Look, I don’t know what else to tell you. I watched this film in a gorgeous setting, with a cocktail, quality savoury snacks and a good friend. That may have prejudiced me in favour of this film, but so what? It’s meant to be an easy-going, fun, enjoyable ride for women (especially) to enjoy on a Friday night (as we did) and that’s exactly what it is. I really hope Rihanna continues making movies in exactly the vein of this and ‘Valerian‘ because it’s Rihanna and she does what the f**k she wants. As for the continuation of the ‘female reboot’ trend? It’s hard to say at this stage if I’m for or against. I certainly am here for films with amazing ensemble casts of incredible women. If they are new, original and have women directors, all the better.

FIONA’S RATING:

3

 

 

The Heist Begins In The First Trailer For ‘Ocean’s 8’

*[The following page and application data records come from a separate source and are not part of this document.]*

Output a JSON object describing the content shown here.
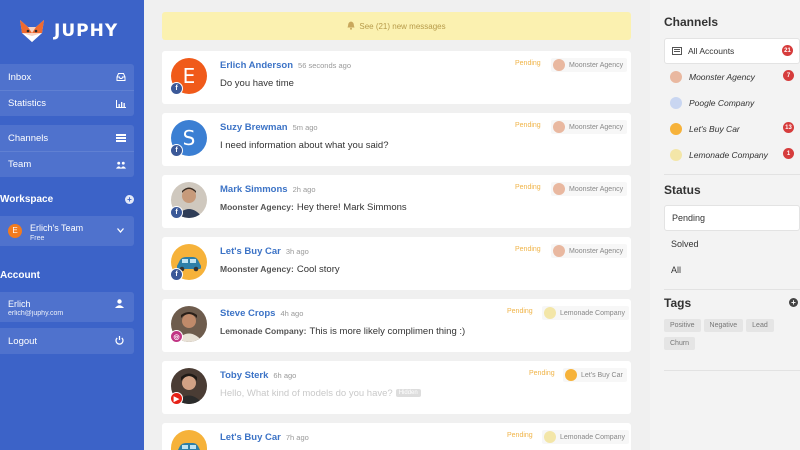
{
  "app": {
    "brand": "JUPHY"
  },
  "nav": {
    "inbox": "Inbox",
    "statistics": "Statistics",
    "channels": "Channels",
    "team": "Team"
  },
  "workspace": {
    "title": "Workspace",
    "team_name": "Erlich's Team",
    "team_plan": "Free",
    "team_initial": "E"
  },
  "account": {
    "title": "Account",
    "name": "Erlich",
    "email": "erlich@juphy.com",
    "logout": "Logout"
  },
  "banner": {
    "text": "See (21) new messages"
  },
  "messages": [
    {
      "name": "Erlich Anderson",
      "time": "56 seconds ago",
      "prefix": "",
      "text": "Do you have time",
      "status": "Pending",
      "channel": "Moonster Agency",
      "avatar_letter": "E",
      "avatar_color": "#f05a1a",
      "network": "facebook"
    },
    {
      "name": "Suzy Brewman",
      "time": "5m ago",
      "prefix": "",
      "text": "I need information about what you said?",
      "status": "Pending",
      "channel": "Moonster Agency",
      "avatar_letter": "S",
      "avatar_color": "#3b7fd3",
      "network": "facebook"
    },
    {
      "name": "Mark Simmons",
      "time": "2h ago",
      "prefix": "Moonster Agency:",
      "text": "Hey there! Mark Simmons",
      "status": "Pending",
      "channel": "Moonster Agency",
      "avatar_letter": "",
      "avatar_color": "#b9b1a5",
      "network": "facebook"
    },
    {
      "name": "Let's Buy Car",
      "time": "3h ago",
      "prefix": "Moonster Agency:",
      "text": "Cool story",
      "status": "Pending",
      "channel": "Moonster Agency",
      "avatar_letter": "",
      "avatar_color": "#f6b23a",
      "network": "facebook"
    },
    {
      "name": "Steve Crops",
      "time": "4h ago",
      "prefix": "Lemonade Company:",
      "text": "This is more likely complimen thing :)",
      "status": "Pending",
      "channel": "Lemonade Company",
      "avatar_letter": "",
      "avatar_color": "#5d4a3d",
      "network": "instagram"
    },
    {
      "name": "Toby Sterk",
      "time": "6h ago",
      "prefix": "",
      "text": "Hello, What kind of models do you have?",
      "hidden": "Hidden",
      "status": "Pending",
      "channel": "Let's Buy Car",
      "avatar_letter": "",
      "avatar_color": "#4a3c34",
      "network": "youtube"
    },
    {
      "name": "Let's Buy Car",
      "time": "7h ago",
      "prefix": "",
      "text": "",
      "status": "Pending",
      "channel": "Lemonade Company",
      "avatar_letter": "",
      "avatar_color": "#f6b23a",
      "network": "facebook"
    }
  ],
  "right": {
    "channels_title": "Channels",
    "channels": [
      {
        "label": "All Accounts",
        "count": "21"
      },
      {
        "label": "Moonster Agency",
        "count": "7"
      },
      {
        "label": "Poogle Company",
        "count": ""
      },
      {
        "label": "Let's Buy Car",
        "count": "13"
      },
      {
        "label": "Lemonade Company",
        "count": "1"
      }
    ],
    "status_title": "Status",
    "statuses": [
      "Pending",
      "Solved",
      "All"
    ],
    "tags_title": "Tags",
    "tags": [
      "Positive",
      "Negative",
      "Lead",
      "Churn"
    ]
  },
  "colors": {
    "sidebar": "#3c63c8",
    "accent_name": "#3c73c6",
    "pending": "#f0b448",
    "banner_bg": "#fbf1b0",
    "badge_red": "#d63c3c",
    "facebook": "#3b5998",
    "instagram": "#c13584",
    "youtube": "#e62117"
  }
}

“In Summer 2018, the tide will turn as Debbie Ocean attempts to pull off the heist of the century at New York City’s star-studded annual Met Gala. Her first stop is to assemble the perfect crew: Lou; Nine Ball; Amita; Constance; Rose; Daphne Kluger; and Tammy.”

Directed by: Gary Ross

Cast: Sandra Bullock, Cate Blanchett, Anne Hathaway, Mindy Kaling, Sarah Paulson, Awkwafina, Rihanna, Helena Bonham Carter

Release Date: June 22nd, 2018

First Official Ocean’s Eight Photo and Synopsis Released

‘Ocean’s Eight’ is an all-female spin-off to Steven Soderbergh and George Clooney’s 2001 ‘Ocean’s Eleven’ trilogy. The spin-off is set to focus on Debbie Ocean, the cousin of Danny Ocean (George Clooney) as she attempts to pull off a heist at a “star-studded annual Met Gala”. 

Debbie Ocean enlists the help of  Lou (Cate Blanchett); Nine Ball (Rihanna); Amita (Mindy Kaling); Constance (Awkwafina); Rose ( Helena Bonham Carter); Daphne Kluger (Anne Hathaway); and Tammy (Sarah Paulson) who all feature in the first picture released from Warner Bros. (below)

Also set to join the star-studded cast are Damian Lewis, Richard Armitage, Olivia Munn, Katie Holmes, James Corden, Kim Kardashian West, Kylie and Kendall Jenner, and Matt Damon is even rumoured to be reprising his role as Linus Caldwell, who we met in the trilogy. 

The synopsis Warner Bros. release with the picture is: 

“In Summer 2018, the tide will turn as (L-r) Debbie Ocean (Sandra Bullock) attempts to pull off the heist of the century at New York City’s star-studded annual Met Gala. Her first stop is to assemble the perfect crew: Lou (Cate Blanchett); Nine Ball (Rihanna); Amita (Mindy Kaling); Constance (Awkwafina); Rose ( Helena Bonham Carter); Daphne Kluger (Anne Hathaway); and Tammy (Sarah Paulson)”

Are you ready for Ocean and the ladies to hit the screen? Are you looking forward to this female-led spin off?

‘Ocean’s Eight’ currently doesn’t have a UK release date, but it scheduled to release on 8th June 2018 in the USA.

Written by Tom Sheffield